The scientific studies that have been done to verify this are few. Sharp and Costill conducted a study in 1988because at that time there was no published scientific literature on whether shaving could improve performance. It was asked whether this practice was effective in reducing the body’s resistance to sliding in water. This first study was conducted with 4 men and 2 women. What he found is that shaving reduced the physiological cost of exercise, but could not prove that it decreased swimming times. He concluded that there was no certainty in shaving to improve times, but there was a lower expense and that this was possibly due to less friction and also commented on the possible intervention of increased sensitivity.
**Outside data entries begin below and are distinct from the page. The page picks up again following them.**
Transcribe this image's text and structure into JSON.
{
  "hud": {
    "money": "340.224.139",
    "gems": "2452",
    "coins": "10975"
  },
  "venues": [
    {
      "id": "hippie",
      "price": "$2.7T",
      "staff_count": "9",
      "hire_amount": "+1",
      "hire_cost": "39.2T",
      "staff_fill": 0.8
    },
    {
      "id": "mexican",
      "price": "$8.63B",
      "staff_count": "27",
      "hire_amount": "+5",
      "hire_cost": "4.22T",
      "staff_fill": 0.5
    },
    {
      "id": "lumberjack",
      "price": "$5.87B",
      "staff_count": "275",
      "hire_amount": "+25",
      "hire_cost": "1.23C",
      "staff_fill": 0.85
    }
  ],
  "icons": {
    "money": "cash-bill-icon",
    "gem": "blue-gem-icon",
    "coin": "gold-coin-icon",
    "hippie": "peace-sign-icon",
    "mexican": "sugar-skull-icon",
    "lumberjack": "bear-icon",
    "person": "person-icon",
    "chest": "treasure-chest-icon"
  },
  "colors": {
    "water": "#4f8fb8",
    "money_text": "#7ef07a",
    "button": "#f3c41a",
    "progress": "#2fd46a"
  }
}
In 1989 the same authors published another study that was conducted on nine collegiate swimmers. With this study it was concluded that possibly shaving decreased resistance and had a better physiological output. While there is little evidence that shaving reduces friction, the reduction in resistance is said to cause a reduction in stroke energy, when compared to unshaven skin. Woods (2004) in his master’s thesis mentions that swimmers have subjective sensations when shaving, they feel that their body mass decreases, water resistance decreases, flotation increases and they feel that it is easier to swim. It has even been mentioned that waxing is more of a placebo because of the sensation it has of sliding the skin in the water. With all of the above, we cannot say that everything has been studied. Until now, there is still a lack of objective evidence to show that shaving causes less friction and that this leads to better performance.
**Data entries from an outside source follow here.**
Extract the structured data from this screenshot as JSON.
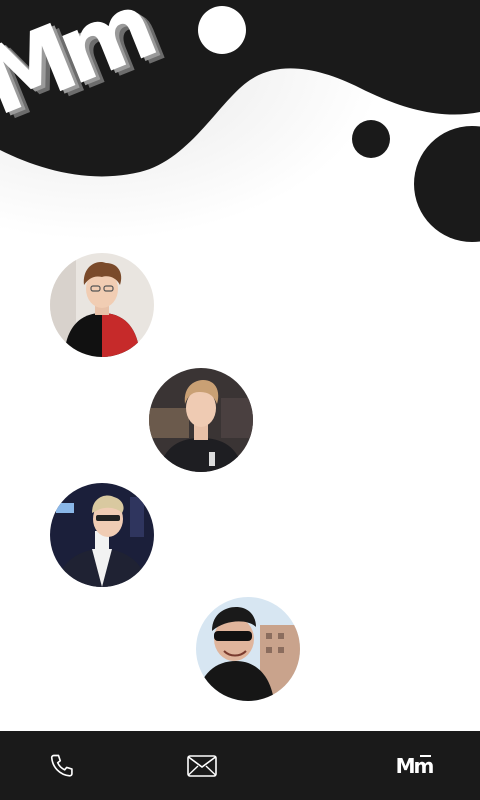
{
  "brand": {
    "logo_text": "Mm",
    "nav_logo_text": "Mm"
  },
  "team": {
    "members": [
      {
        "icon": "avatar-photo",
        "shirt_color": "#c62a2a"
      },
      {
        "icon": "avatar-photo",
        "shirt_color": "#1e1e22"
      },
      {
        "icon": "avatar-photo",
        "shirt_color": "#1f2233"
      },
      {
        "icon": "avatar-photo",
        "shirt_color": "#161616"
      }
    ]
  },
  "bottom_nav": {
    "items": [
      {
        "icon": "phone-icon"
      },
      {
        "icon": "mail-icon"
      },
      {
        "icon": "brand-logo-icon"
      }
    ]
  },
  "colors": {
    "dark": "#1a1a1a",
    "background": "#ffffff"
  }
}
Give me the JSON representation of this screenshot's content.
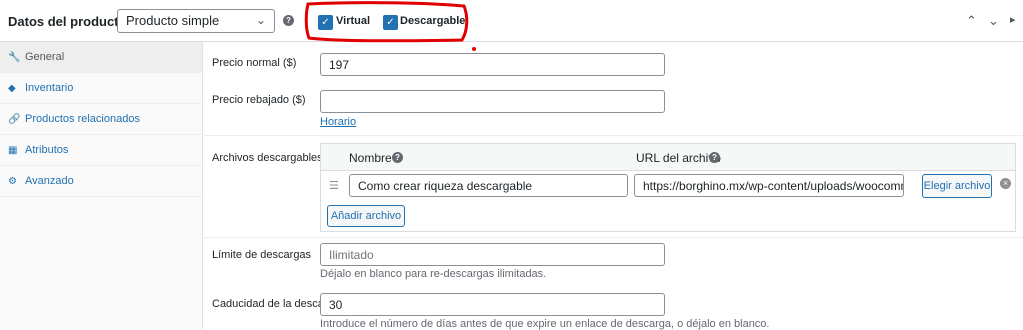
{
  "header": {
    "title": "Datos del producto —",
    "product_type": "Producto simple",
    "help": "?",
    "virtual_label": "Virtual",
    "downloadable_label": "Descargable"
  },
  "sidebar": {
    "items": [
      {
        "label": "General",
        "icon": "wrench-icon"
      },
      {
        "label": "Inventario",
        "icon": "tag-icon"
      },
      {
        "label": "Productos relacionados",
        "icon": "link-icon"
      },
      {
        "label": "Atributos",
        "icon": "table-icon"
      },
      {
        "label": "Avanzado",
        "icon": "gear-icon"
      }
    ]
  },
  "general": {
    "regular_price_label": "Precio normal ($)",
    "regular_price_value": "197",
    "sale_price_label": "Precio rebajado ($)",
    "sale_price_value": "",
    "schedule_link": "Horario",
    "downloadable_files_label": "Archivos descargables",
    "col_name": "Nombre",
    "col_url": "URL del archivo",
    "file_name": "Como crear riqueza descargable",
    "file_url": "https://borghino.mx/wp-content/uploads/woocommerce",
    "choose_file": "Elegir archivo",
    "add_file": "Añadir archivo",
    "download_limit_label": "Límite de descargas",
    "download_limit_placeholder": "Ilimitado",
    "download_limit_desc": "Déjalo en blanco para re-descargas ilimitadas.",
    "download_expiry_label": "Caducidad de la descarga",
    "download_expiry_value": "30",
    "download_expiry_desc": "Introduce el número de días antes de que expire un enlace de descarga, o déjalo en blanco."
  },
  "colors": {
    "accent": "#2271b1",
    "annotation": "#e00000"
  }
}
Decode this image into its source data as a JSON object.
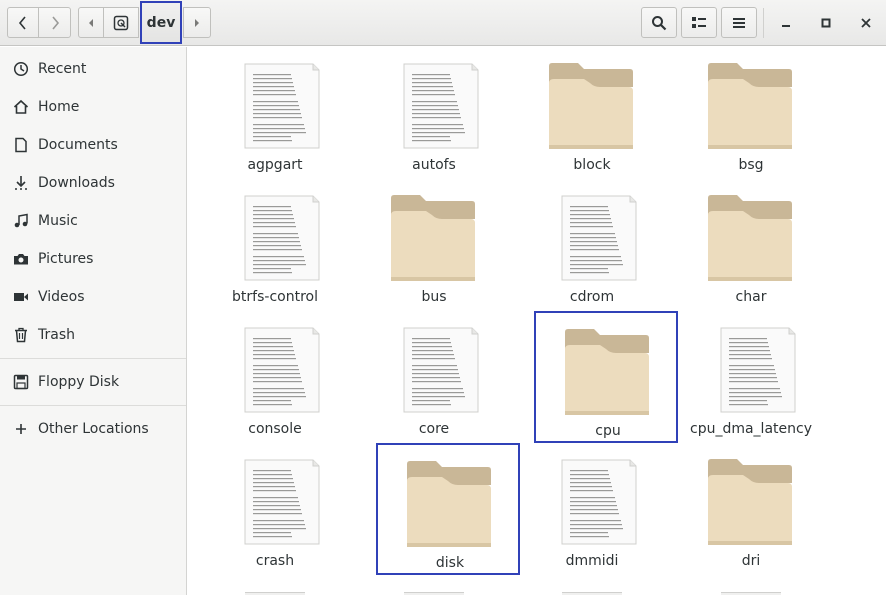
{
  "header": {
    "path_label": "dev",
    "buttons": {
      "back": "back",
      "forward": "forward",
      "crumb_left": "previous path",
      "crumb_right": "next path",
      "search": "search",
      "view": "view options",
      "menu": "menu",
      "minimize": "minimize",
      "maximize": "maximize",
      "close": "close"
    }
  },
  "sidebar": {
    "items": [
      {
        "label": "Recent",
        "icon": "clock-icon"
      },
      {
        "label": "Home",
        "icon": "home-icon"
      },
      {
        "label": "Documents",
        "icon": "document-icon"
      },
      {
        "label": "Downloads",
        "icon": "download-icon"
      },
      {
        "label": "Music",
        "icon": "music-icon"
      },
      {
        "label": "Pictures",
        "icon": "camera-icon"
      },
      {
        "label": "Videos",
        "icon": "video-icon"
      },
      {
        "label": "Trash",
        "icon": "trash-icon"
      },
      {
        "label": "Floppy Disk",
        "icon": "floppy-icon"
      },
      {
        "label": "Other Locations",
        "icon": "plus-icon"
      }
    ]
  },
  "files": [
    {
      "name": "agpgart",
      "type": "file"
    },
    {
      "name": "autofs",
      "type": "file"
    },
    {
      "name": "block",
      "type": "folder"
    },
    {
      "name": "bsg",
      "type": "folder"
    },
    {
      "name": "btrfs-control",
      "type": "file"
    },
    {
      "name": "bus",
      "type": "folder"
    },
    {
      "name": "cdrom",
      "type": "file"
    },
    {
      "name": "char",
      "type": "folder"
    },
    {
      "name": "console",
      "type": "file"
    },
    {
      "name": "core",
      "type": "file"
    },
    {
      "name": "cpu",
      "type": "folder"
    },
    {
      "name": "cpu_dma_latency",
      "type": "file"
    },
    {
      "name": "crash",
      "type": "file"
    },
    {
      "name": "disk",
      "type": "folder"
    },
    {
      "name": "dmmidi",
      "type": "file"
    },
    {
      "name": "dri",
      "type": "folder"
    }
  ],
  "colors": {
    "selection": "#3041b8",
    "folder_back": "#c9b797",
    "folder_front": "#ecdcbe"
  }
}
The speed of the bodies in the swim depends on the propulsion and the resistance of the water, so a swimmer can improve by increasing the propulsion force and reducing the resistance forces. Science has investigated more about the technique, since it improves propulsion as well as resistance, in such a way that swimsuits have also been made that reduce friction. That is why they have looked for body alignment, the way of the stroke, how to position the arms when they are driven underwater, as well as the fabrics used in the suits and the way of making them.

Technique and technology, the real answer
Most of the research in swimming has focused on swimming technique, perhaps you remember Michael Phelps, with his wonderful dolphin kick when entering the water or later when turning at the end of the pool. He spends 12 to 13 meters under the water before going out for the first stroke, that time is the one that gave him the advantage. Also about where to put your arms when going underwater on impulse, or how to stroke. It seems that the gain in the times has been more due to the technical adjustments, because the changes in the technique reduce the drag resistance force and improve the propulsion.
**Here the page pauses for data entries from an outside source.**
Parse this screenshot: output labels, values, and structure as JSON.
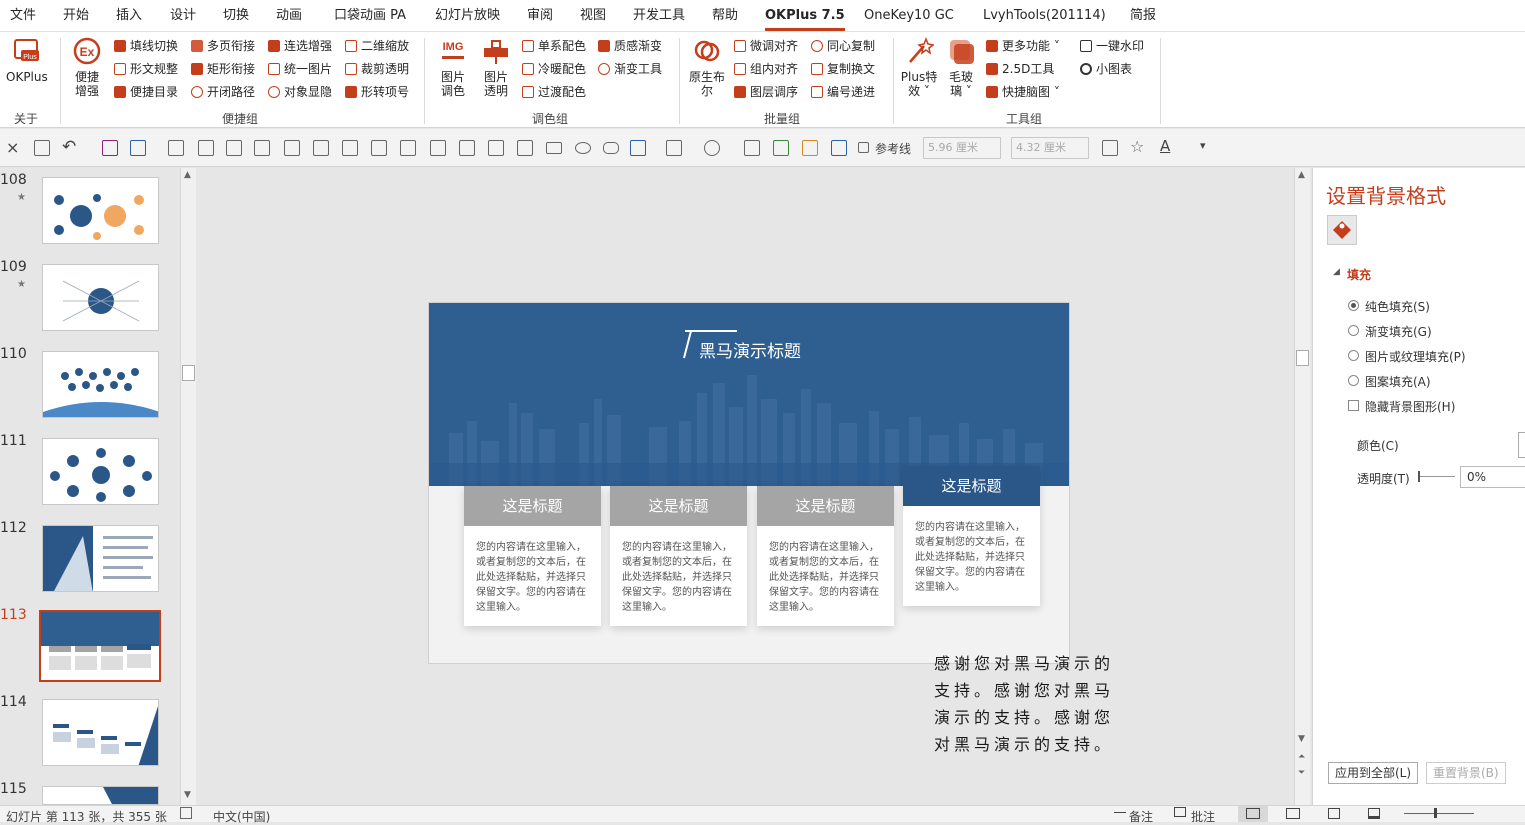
{
  "menubar": {
    "tabs": [
      "文件",
      "开始",
      "插入",
      "设计",
      "切换",
      "动画",
      "口袋动画 PA",
      "幻灯片放映",
      "审阅",
      "视图",
      "开发工具",
      "帮助",
      "OKPlus 7.5",
      "OneKey10 GC",
      "LvyhTools(201114)",
      "简报"
    ],
    "active_tab": "OKPlus 7.5"
  },
  "ribbon": {
    "okplus_label": "OKPlus",
    "about_label": "关于",
    "bianjie": {
      "big_label_1": "便捷",
      "big_label_2": "增强",
      "items": [
        "填线切换",
        "多页衔接",
        "连选增强",
        "二维缩放",
        "形文规整",
        "矩形衔接",
        "统一图片",
        "裁剪透明",
        "便捷目录",
        "开闭路径",
        "对象显隐",
        "形转项号"
      ],
      "group_label": "便捷组"
    },
    "tiaose": {
      "img_icon": "IMG",
      "pic_color_1": "图片",
      "pic_color_2": "调色",
      "pic_trans_1": "图片",
      "pic_trans_2": "透明",
      "items": [
        "单系配色",
        "质感渐变",
        "冷暖配色",
        "渐变工具",
        "过渡配色"
      ],
      "group_label": "调色组"
    },
    "piliang": {
      "big_label_1": "原生布",
      "big_label_2": "尔",
      "items": [
        "微调对齐",
        "同心复制",
        "组内对齐",
        "复制换文",
        "图层调序",
        "编号递进"
      ],
      "group_label": "批量组"
    },
    "gongju": {
      "plus_label_1": "Plus特",
      "plus_label_2": "效",
      "mao_label_1": "毛玻",
      "mao_label_2": "璃",
      "items": [
        "更多功能",
        "一键水印",
        "2.5D工具",
        "小图表",
        "快捷脑图"
      ],
      "group_label": "工具组"
    }
  },
  "toolbar": {
    "guide_label": "参考线",
    "width_value": "5.96 厘米",
    "height_value": "4.32 厘米",
    "font_color_glyph": "A"
  },
  "thumbs": [
    {
      "num": "108",
      "star": "★"
    },
    {
      "num": "109",
      "star": "★"
    },
    {
      "num": "110",
      "star": ""
    },
    {
      "num": "111",
      "star": ""
    },
    {
      "num": "112",
      "star": ""
    },
    {
      "num": "113",
      "star": ""
    },
    {
      "num": "114",
      "star": ""
    },
    {
      "num": "115",
      "star": ""
    }
  ],
  "active_slide": "113",
  "slide": {
    "title": "黑马演示标题",
    "cards": [
      {
        "heading": "这是标题",
        "body": "您的内容请在这里输入，或者复制您的文本后，在此处选择黏贴，并选择只保留文字。您的内容请在这里输入。"
      },
      {
        "heading": "这是标题",
        "body": "您的内容请在这里输入，或者复制您的文本后，在此处选择黏贴，并选择只保留文字。您的内容请在这里输入。"
      },
      {
        "heading": "这是标题",
        "body": "您的内容请在这里输入，或者复制您的文本后，在此处选择黏贴，并选择只保留文字。您的内容请在这里输入。"
      },
      {
        "heading": "这是标题",
        "body": "您的内容请在这里输入，或者复制您的文本后，在此处选择黏贴，并选择只保留文字。您的内容请在这里输入。"
      }
    ],
    "overflow_text": "感谢您对黑马演示的支持。感谢您对黑马演示的支持。感谢您对黑马演示的支持。"
  },
  "format_pane": {
    "title": "设置背景格式",
    "section": "填充",
    "options": [
      "纯色填充(S)",
      "渐变填充(G)",
      "图片或纹理填充(P)",
      "图案填充(A)"
    ],
    "selected_option": "纯色填充(S)",
    "hide_bg_label": "隐藏背景图形(H)",
    "color_label": "颜色(C)",
    "transparency_label": "透明度(T)",
    "transparency_value": "0%",
    "apply_all": "应用到全部(L)",
    "reset_bg": "重置背景(B)"
  },
  "statusbar": {
    "slide_info": "幻灯片 第 113 张，共 355 张",
    "language": "中文(中国)",
    "notes": "备注",
    "comments": "批注"
  },
  "colors": {
    "accent": "#c43e1c",
    "slide_blue": "#2f5e91",
    "card_gray": "#a5a5a5",
    "card_active": "#2a5788"
  }
}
Researchers have also focused on the swimsuit, they worry about the fabric, the seams, the shape, the sizes, since the suits can generate less resistance. In 2008 wetsuits were manufactured, this increased the swimming speed and in a single event 43 world records were improved. Since 2010, full body suits are not allowed, because it is considered technological doping.

Although there is not enough scientific evidence on shaving, it is still recommended among swimmers and they do. Because in the end in an Olympic competition, you have to look for all the possibilities that could influence a better result because the preparation to reach that place has been exhaustive and for many years. Athletes cannot allow a millisecond to get in the way of winning. Or would you not do the same?

Related posts

15-Year-Old Lily King Swims 22.68 50 Free at Christiansburg Sectionals

athleticinsider

FINIS Set of the Week: National Treasure

athleticinsider

Erik Posegay Named USA Swimming National Junior Team Director

athleticinsider

Leave a Comment